#### EXERCISE OBJECTIVE
A complete copy of the entries, exactly as written, is the expected result.

#### EXCERPTED RECORDS
* * *
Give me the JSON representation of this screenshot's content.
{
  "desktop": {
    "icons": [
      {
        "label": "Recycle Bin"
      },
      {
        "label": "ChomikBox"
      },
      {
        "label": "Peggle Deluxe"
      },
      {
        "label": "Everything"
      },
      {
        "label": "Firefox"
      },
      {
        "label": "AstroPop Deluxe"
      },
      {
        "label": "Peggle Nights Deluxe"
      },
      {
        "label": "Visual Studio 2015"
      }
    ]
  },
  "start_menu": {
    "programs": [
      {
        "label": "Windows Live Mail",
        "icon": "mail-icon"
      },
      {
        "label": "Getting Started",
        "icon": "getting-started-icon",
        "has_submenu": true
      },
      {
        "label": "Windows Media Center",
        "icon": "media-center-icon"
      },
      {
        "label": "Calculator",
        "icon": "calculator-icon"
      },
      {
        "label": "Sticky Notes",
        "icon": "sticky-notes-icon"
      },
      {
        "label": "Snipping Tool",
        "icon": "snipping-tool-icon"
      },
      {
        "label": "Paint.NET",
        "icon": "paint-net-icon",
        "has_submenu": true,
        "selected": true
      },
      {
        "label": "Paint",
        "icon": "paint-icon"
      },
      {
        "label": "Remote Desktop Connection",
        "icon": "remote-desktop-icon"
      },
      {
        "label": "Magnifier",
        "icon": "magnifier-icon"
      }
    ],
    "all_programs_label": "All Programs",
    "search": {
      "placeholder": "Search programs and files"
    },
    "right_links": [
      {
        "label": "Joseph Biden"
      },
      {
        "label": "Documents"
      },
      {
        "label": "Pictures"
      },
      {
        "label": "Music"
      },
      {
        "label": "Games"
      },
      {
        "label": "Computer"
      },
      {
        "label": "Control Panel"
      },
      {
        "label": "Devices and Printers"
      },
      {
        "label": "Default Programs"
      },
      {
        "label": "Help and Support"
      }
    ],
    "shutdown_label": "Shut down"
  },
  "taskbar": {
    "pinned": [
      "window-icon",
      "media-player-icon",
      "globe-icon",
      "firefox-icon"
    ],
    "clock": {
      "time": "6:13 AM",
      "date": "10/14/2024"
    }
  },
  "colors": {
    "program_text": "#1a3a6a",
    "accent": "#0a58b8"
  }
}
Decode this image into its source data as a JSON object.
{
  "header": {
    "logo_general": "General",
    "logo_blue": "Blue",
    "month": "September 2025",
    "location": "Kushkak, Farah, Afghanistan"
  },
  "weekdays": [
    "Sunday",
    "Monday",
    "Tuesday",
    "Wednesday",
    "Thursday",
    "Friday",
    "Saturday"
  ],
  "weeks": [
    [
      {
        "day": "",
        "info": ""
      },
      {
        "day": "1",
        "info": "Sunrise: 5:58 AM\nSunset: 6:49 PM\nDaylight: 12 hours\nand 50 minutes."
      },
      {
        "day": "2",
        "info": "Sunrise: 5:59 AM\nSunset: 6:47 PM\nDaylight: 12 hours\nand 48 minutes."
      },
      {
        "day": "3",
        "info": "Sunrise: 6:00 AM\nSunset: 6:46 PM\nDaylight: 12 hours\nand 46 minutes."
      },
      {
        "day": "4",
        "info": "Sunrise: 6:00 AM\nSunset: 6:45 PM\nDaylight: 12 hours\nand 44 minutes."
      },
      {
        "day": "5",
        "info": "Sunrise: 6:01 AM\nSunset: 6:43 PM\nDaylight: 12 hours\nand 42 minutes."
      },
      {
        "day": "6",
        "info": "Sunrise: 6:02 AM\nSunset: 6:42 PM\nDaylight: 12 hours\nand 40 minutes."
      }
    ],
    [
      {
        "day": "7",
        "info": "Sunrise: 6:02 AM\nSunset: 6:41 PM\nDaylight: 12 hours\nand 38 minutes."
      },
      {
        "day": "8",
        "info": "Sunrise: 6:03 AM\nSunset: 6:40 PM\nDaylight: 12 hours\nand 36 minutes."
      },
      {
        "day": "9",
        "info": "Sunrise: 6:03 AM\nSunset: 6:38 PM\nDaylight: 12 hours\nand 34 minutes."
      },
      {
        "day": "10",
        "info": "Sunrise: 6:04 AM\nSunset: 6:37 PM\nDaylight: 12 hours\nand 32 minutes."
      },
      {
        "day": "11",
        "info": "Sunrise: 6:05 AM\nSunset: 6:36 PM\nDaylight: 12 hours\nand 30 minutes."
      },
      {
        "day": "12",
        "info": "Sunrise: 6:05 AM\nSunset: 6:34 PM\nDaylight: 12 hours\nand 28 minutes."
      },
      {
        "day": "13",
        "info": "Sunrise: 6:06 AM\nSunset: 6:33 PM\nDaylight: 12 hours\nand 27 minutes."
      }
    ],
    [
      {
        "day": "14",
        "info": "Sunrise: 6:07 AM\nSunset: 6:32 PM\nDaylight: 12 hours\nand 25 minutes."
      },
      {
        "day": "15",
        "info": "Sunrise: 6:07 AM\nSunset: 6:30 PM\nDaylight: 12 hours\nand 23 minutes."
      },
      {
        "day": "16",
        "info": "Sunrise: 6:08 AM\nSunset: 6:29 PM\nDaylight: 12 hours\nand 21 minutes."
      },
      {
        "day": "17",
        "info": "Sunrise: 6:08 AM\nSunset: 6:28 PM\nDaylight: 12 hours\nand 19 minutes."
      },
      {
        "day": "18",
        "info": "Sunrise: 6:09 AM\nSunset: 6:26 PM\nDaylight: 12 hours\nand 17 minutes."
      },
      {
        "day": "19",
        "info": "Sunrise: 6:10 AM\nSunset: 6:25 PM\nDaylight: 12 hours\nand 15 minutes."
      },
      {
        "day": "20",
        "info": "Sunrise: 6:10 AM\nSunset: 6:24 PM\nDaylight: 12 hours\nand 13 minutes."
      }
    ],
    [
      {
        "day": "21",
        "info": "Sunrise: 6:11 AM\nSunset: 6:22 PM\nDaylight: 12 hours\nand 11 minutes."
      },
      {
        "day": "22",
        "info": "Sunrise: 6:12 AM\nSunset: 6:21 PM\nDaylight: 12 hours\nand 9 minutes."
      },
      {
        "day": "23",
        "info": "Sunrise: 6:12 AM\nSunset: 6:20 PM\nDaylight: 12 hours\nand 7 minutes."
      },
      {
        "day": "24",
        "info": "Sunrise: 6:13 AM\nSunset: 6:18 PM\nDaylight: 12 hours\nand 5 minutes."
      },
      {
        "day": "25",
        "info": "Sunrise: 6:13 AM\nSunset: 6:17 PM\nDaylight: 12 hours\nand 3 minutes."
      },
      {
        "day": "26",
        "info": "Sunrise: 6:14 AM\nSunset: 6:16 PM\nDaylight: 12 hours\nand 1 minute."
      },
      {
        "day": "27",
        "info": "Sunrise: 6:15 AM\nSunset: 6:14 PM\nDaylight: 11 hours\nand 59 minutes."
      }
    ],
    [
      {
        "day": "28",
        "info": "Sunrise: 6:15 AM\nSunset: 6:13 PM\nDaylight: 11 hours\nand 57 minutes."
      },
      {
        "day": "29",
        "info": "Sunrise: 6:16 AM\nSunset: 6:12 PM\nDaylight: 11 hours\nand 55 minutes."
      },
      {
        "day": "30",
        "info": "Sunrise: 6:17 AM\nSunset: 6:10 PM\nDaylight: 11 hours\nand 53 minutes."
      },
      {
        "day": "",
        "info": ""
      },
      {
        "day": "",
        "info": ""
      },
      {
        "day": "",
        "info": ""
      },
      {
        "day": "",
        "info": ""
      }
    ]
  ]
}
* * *
#### FINAL ANSWER
Give me the JSON representation of this screenshot's content.
{
  "desktop": {
    "icons": [
      {
        "label": "Recycle Bin"
      },
      {
        "label": "ChomikBox"
      },
      {
        "label": "Peggle Deluxe"
      },
      {
        "label": "Everything"
      },
      {
        "label": "Firefox"
      },
      {
        "label": "AstroPop Deluxe"
      },
      {
        "label": "Peggle Nights Deluxe"
      },
      {
        "label": "Visual Studio 2015"
      }
    ]
  },
  "start_menu": {
    "programs": [
      {
        "label": "Windows Live Mail",
        "icon": "mail-icon"
      },
      {
        "label": "Getting Started",
        "icon": "getting-started-icon",
        "has_submenu": true
      },
      {
        "label": "Windows Media Center",
        "icon": "media-center-icon"
      },
      {
        "label": "Calculator",
        "icon": "calculator-icon"
      },
      {
        "label": "Sticky Notes",
        "icon": "sticky-notes-icon"
      },
      {
        "label": "Snipping Tool",
        "icon": "snipping-tool-icon"
      },
      {
        "label": "Paint.NET",
        "icon": "paint-net-icon",
        "has_submenu": true,
        "selected": true
      },
      {
        "label": "Paint",
        "icon": "paint-icon"
      },
      {
        "label": "Remote Desktop Connection",
        "icon": "remote-desktop-icon"
      },
      {
        "label": "Magnifier",
        "icon": "magnifier-icon"
      }
    ],
    "all_programs_label": "All Programs",
    "search": {
      "placeholder": "Search programs and files"
    },
    "right_links": [
      {
        "label": "Joseph Biden"
      },
      {
        "label": "Documents"
      },
      {
        "label": "Pictures"
      },
      {
        "label": "Music"
      },
      {
        "label": "Games"
      },
      {
        "label": "Computer"
      },
      {
        "label": "Control Panel"
      },
      {
        "label": "Devices and Printers"
      },
      {
        "label": "Default Programs"
      },
      {
        "label": "Help and Support"
      }
    ],
    "shutdown_label": "Shut down"
  },
  "taskbar": {
    "pinned": [
      "window-icon",
      "media-player-icon",
      "globe-icon",
      "firefox-icon"
    ],
    "clock": {
      "time": "6:13 AM",
      "date": "10/14/2024"
    }
  },
  "colors": {
    "program_text": "#1a3a6a",
    "accent": "#0a58b8"
  }
}
Decode this image into its source data as a JSON object.
{
  "header": {
    "logo_general": "General",
    "logo_blue": "Blue",
    "month": "September 2025",
    "location": "Kushkak, Farah, Afghanistan"
  },
  "weekdays": [
    "Sunday",
    "Monday",
    "Tuesday",
    "Wednesday",
    "Thursday",
    "Friday",
    "Saturday"
  ],
  "weeks": [
    [
      {
        "day": "",
        "info": ""
      },
      {
        "day": "1",
        "info": "Sunrise: 5:58 AM\nSunset: 6:49 PM\nDaylight: 12 hours\nand 50 minutes."
      },
      {
        "day": "2",
        "info": "Sunrise: 5:59 AM\nSunset: 6:47 PM\nDaylight: 12 hours\nand 48 minutes."
      },
      {
        "day": "3",
        "info": "Sunrise: 6:00 AM\nSunset: 6:46 PM\nDaylight: 12 hours\nand 46 minutes."
      },
      {
        "day": "4",
        "info": "Sunrise: 6:00 AM\nSunset: 6:45 PM\nDaylight: 12 hours\nand 44 minutes."
      },
      {
        "day": "5",
        "info": "Sunrise: 6:01 AM\nSunset: 6:43 PM\nDaylight: 12 hours\nand 42 minutes."
      },
      {
        "day": "6",
        "info": "Sunrise: 6:02 AM\nSunset: 6:42 PM\nDaylight: 12 hours\nand 40 minutes."
      }
    ],
    [
      {
        "day": "7",
        "info": "Sunrise: 6:02 AM\nSunset: 6:41 PM\nDaylight: 12 hours\nand 38 minutes."
      },
      {
        "day": "8",
        "info": "Sunrise: 6:03 AM\nSunset: 6:40 PM\nDaylight: 12 hours\nand 36 minutes."
      },
      {
        "day": "9",
        "info": "Sunrise: 6:03 AM\nSunset: 6:38 PM\nDaylight: 12 hours\nand 34 minutes."
      },
      {
        "day": "10",
        "info": "Sunrise: 6:04 AM\nSunset: 6:37 PM\nDaylight: 12 hours\nand 32 minutes."
      },
      {
        "day": "11",
        "info": "Sunrise: 6:05 AM\nSunset: 6:36 PM\nDaylight: 12 hours\nand 30 minutes."
      },
      {
        "day": "12",
        "info": "Sunrise: 6:05 AM\nSunset: 6:34 PM\nDaylight: 12 hours\nand 28 minutes."
      },
      {
        "day": "13",
        "info": "Sunrise: 6:06 AM\nSunset: 6:33 PM\nDaylight: 12 hours\nand 27 minutes."
      }
    ],
    [
      {
        "day": "14",
        "info": "Sunrise: 6:07 AM\nSunset: 6:32 PM\nDaylight: 12 hours\nand 25 minutes."
      },
      {
        "day": "15",
        "info": "Sunrise: 6:07 AM\nSunset: 6:30 PM\nDaylight: 12 hours\nand 23 minutes."
      },
      {
        "day": "16",
        "info": "Sunrise: 6:08 AM\nSunset: 6:29 PM\nDaylight: 12 hours\nand 21 minutes."
      },
      {
        "day": "17",
        "info": "Sunrise: 6:08 AM\nSunset: 6:28 PM\nDaylight: 12 hours\nand 19 minutes."
      },
      {
        "day": "18",
        "info": "Sunrise: 6:09 AM\nSunset: 6:26 PM\nDaylight: 12 hours\nand 17 minutes."
      },
      {
        "day": "19",
        "info": "Sunrise: 6:10 AM\nSunset: 6:25 PM\nDaylight: 12 hours\nand 15 minutes."
      },
      {
        "day": "20",
        "info": "Sunrise: 6:10 AM\nSunset: 6:24 PM\nDaylight: 12 hours\nand 13 minutes."
      }
    ],
    [
      {
        "day": "21",
        "info": "Sunrise: 6:11 AM\nSunset: 6:22 PM\nDaylight: 12 hours\nand 11 minutes."
      },
      {
        "day": "22",
        "info": "Sunrise: 6:12 AM\nSunset: 6:21 PM\nDaylight: 12 hours\nand 9 minutes."
      },
      {
        "day": "23",
        "info": "Sunrise: 6:12 AM\nSunset: 6:20 PM\nDaylight: 12 hours\nand 7 minutes."
      },
      {
        "day": "24",
        "info": "Sunrise: 6:13 AM\nSunset: 6:18 PM\nDaylight: 12 hours\nand 5 minutes."
      },
      {
        "day": "25",
        "info": "Sunrise: 6:13 AM\nSunset: 6:17 PM\nDaylight: 12 hours\nand 3 minutes."
      },
      {
        "day": "26",
        "info": "Sunrise: 6:14 AM\nSunset: 6:16 PM\nDaylight: 12 hours\nand 1 minute."
      },
      {
        "day": "27",
        "info": "Sunrise: 6:15 AM\nSunset: 6:14 PM\nDaylight: 11 hours\nand 59 minutes."
      }
    ],
    [
      {
        "day": "28",
        "info": "Sunrise: 6:15 AM\nSunset: 6:13 PM\nDaylight: 11 hours\nand 57 minutes."
      },
      {
        "day": "29",
        "info": "Sunrise: 6:16 AM\nSunset: 6:12 PM\nDaylight: 11 hours\nand 55 minutes."
      },
      {
        "day": "30",
        "info": "Sunrise: 6:17 AM\nSunset: 6:10 PM\nDaylight: 11 hours\nand 53 minutes."
      },
      {
        "day": "",
        "info": ""
      },
      {
        "day": "",
        "info": ""
      },
      {
        "day": "",
        "info": ""
      },
      {
        "day": "",
        "info": ""
      }
    ]
  ]
}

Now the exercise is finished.